Task prompt |
Go through the entries below and retype them exactly, omitting each picture.

Excerpts from an interface dataset
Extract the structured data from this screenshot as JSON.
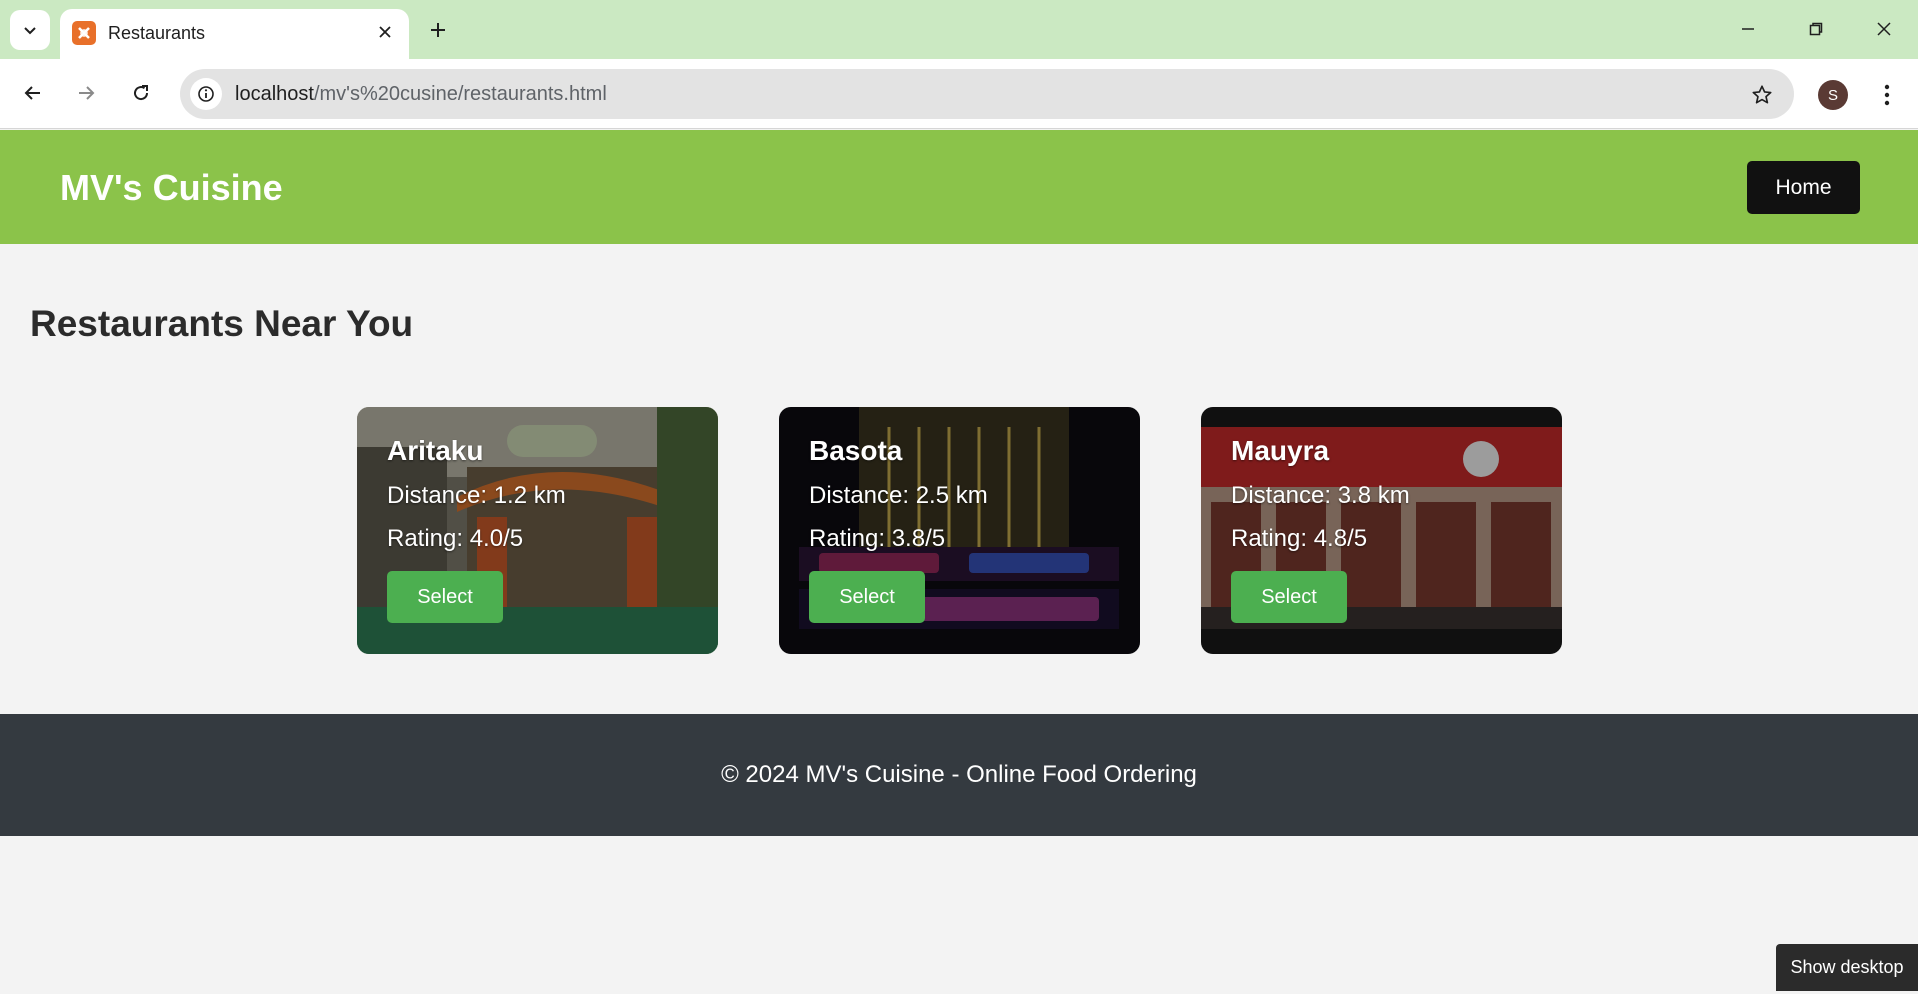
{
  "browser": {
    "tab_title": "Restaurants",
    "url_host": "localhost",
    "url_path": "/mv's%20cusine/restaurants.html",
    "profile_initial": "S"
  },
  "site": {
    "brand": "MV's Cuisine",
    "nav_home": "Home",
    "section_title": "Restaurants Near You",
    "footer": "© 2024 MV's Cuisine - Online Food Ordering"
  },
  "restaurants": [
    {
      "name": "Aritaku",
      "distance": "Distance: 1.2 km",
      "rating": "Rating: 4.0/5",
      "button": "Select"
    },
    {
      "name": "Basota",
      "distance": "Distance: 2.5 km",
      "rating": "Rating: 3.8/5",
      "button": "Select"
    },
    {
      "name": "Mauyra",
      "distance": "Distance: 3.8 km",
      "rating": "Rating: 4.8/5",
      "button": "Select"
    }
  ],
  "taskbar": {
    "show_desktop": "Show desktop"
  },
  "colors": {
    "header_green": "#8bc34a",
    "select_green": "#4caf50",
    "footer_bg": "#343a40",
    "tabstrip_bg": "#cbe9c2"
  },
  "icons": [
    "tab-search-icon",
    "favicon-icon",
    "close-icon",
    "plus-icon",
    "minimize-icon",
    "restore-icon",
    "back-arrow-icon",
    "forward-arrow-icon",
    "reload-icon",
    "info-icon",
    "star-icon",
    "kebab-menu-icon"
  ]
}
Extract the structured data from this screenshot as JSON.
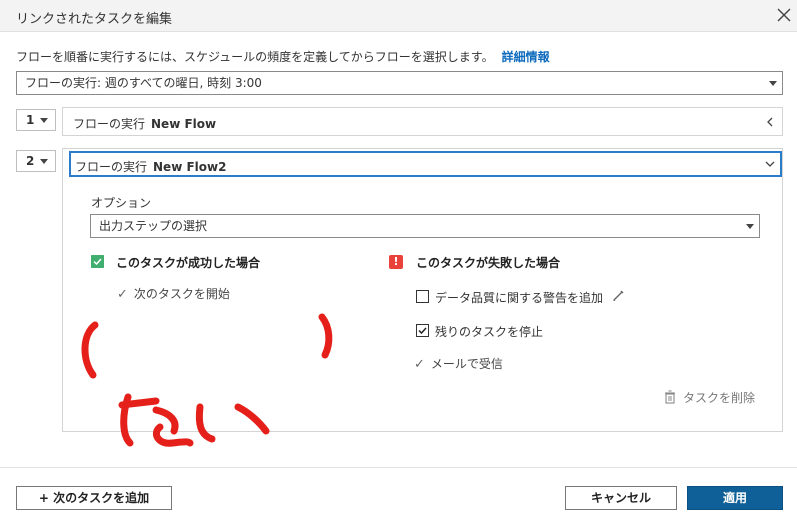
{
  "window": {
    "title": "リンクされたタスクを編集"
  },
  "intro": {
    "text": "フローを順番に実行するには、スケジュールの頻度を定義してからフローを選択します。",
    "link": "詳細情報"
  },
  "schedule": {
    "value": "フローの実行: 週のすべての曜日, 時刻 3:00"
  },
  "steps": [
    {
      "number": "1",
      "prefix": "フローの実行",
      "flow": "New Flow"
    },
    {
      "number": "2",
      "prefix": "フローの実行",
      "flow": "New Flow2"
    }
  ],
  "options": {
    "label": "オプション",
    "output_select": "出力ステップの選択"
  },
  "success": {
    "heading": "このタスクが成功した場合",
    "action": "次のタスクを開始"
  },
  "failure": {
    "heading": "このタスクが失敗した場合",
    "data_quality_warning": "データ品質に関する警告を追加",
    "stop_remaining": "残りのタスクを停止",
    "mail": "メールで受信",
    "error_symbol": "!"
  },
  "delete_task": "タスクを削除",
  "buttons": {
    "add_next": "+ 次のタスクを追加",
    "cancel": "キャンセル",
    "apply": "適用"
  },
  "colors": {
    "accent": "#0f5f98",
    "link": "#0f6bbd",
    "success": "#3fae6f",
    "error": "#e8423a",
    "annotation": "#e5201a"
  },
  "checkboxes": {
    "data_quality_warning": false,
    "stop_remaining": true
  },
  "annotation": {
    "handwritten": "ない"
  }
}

Your solution |
Extract the structured data from this screenshot as JSON.
{
  "browser": {
    "tab_title": "Restaurants",
    "url_host": "localhost",
    "url_path": "/mv's%20cusine/restaurants.html",
    "profile_initial": "S"
  },
  "site": {
    "brand": "MV's Cuisine",
    "nav_home": "Home",
    "section_title": "Restaurants Near You",
    "footer": "© 2024 MV's Cuisine - Online Food Ordering"
  },
  "restaurants": [
    {
      "name": "Aritaku",
      "distance": "Distance: 1.2 km",
      "rating": "Rating: 4.0/5",
      "button": "Select"
    },
    {
      "name": "Basota",
      "distance": "Distance: 2.5 km",
      "rating": "Rating: 3.8/5",
      "button": "Select"
    },
    {
      "name": "Mauyra",
      "distance": "Distance: 3.8 km",
      "rating": "Rating: 4.8/5",
      "button": "Select"
    }
  ],
  "taskbar": {
    "show_desktop": "Show desktop"
  },
  "colors": {
    "header_green": "#8bc34a",
    "select_green": "#4caf50",
    "footer_bg": "#343a40",
    "tabstrip_bg": "#cbe9c2"
  },
  "icons": [
    "tab-search-icon",
    "favicon-icon",
    "close-icon",
    "plus-icon",
    "minimize-icon",
    "restore-icon",
    "back-arrow-icon",
    "forward-arrow-icon",
    "reload-icon",
    "info-icon",
    "star-icon",
    "kebab-menu-icon"
  ]
}
Extract the structured data from this screenshot as JSON.
{
  "window": {
    "title": "リンクされたタスクを編集"
  },
  "intro": {
    "text": "フローを順番に実行するには、スケジュールの頻度を定義してからフローを選択します。",
    "link": "詳細情報"
  },
  "schedule": {
    "value": "フローの実行: 週のすべての曜日, 時刻 3:00"
  },
  "steps": [
    {
      "number": "1",
      "prefix": "フローの実行",
      "flow": "New Flow"
    },
    {
      "number": "2",
      "prefix": "フローの実行",
      "flow": "New Flow2"
    }
  ],
  "options": {
    "label": "オプション",
    "output_select": "出力ステップの選択"
  },
  "success": {
    "heading": "このタスクが成功した場合",
    "action": "次のタスクを開始"
  },
  "failure": {
    "heading": "このタスクが失敗した場合",
    "data_quality_warning": "データ品質に関する警告を追加",
    "stop_remaining": "残りのタスクを停止",
    "mail": "メールで受信",
    "error_symbol": "!"
  },
  "delete_task": "タスクを削除",
  "buttons": {
    "add_next": "+ 次のタスクを追加",
    "cancel": "キャンセル",
    "apply": "適用"
  },
  "colors": {
    "accent": "#0f5f98",
    "link": "#0f6bbd",
    "success": "#3fae6f",
    "error": "#e8423a",
    "annotation": "#e5201a"
  },
  "checkboxes": {
    "data_quality_warning": false,
    "stop_remaining": true
  },
  "annotation": {
    "handwritten": "ない"
  }
}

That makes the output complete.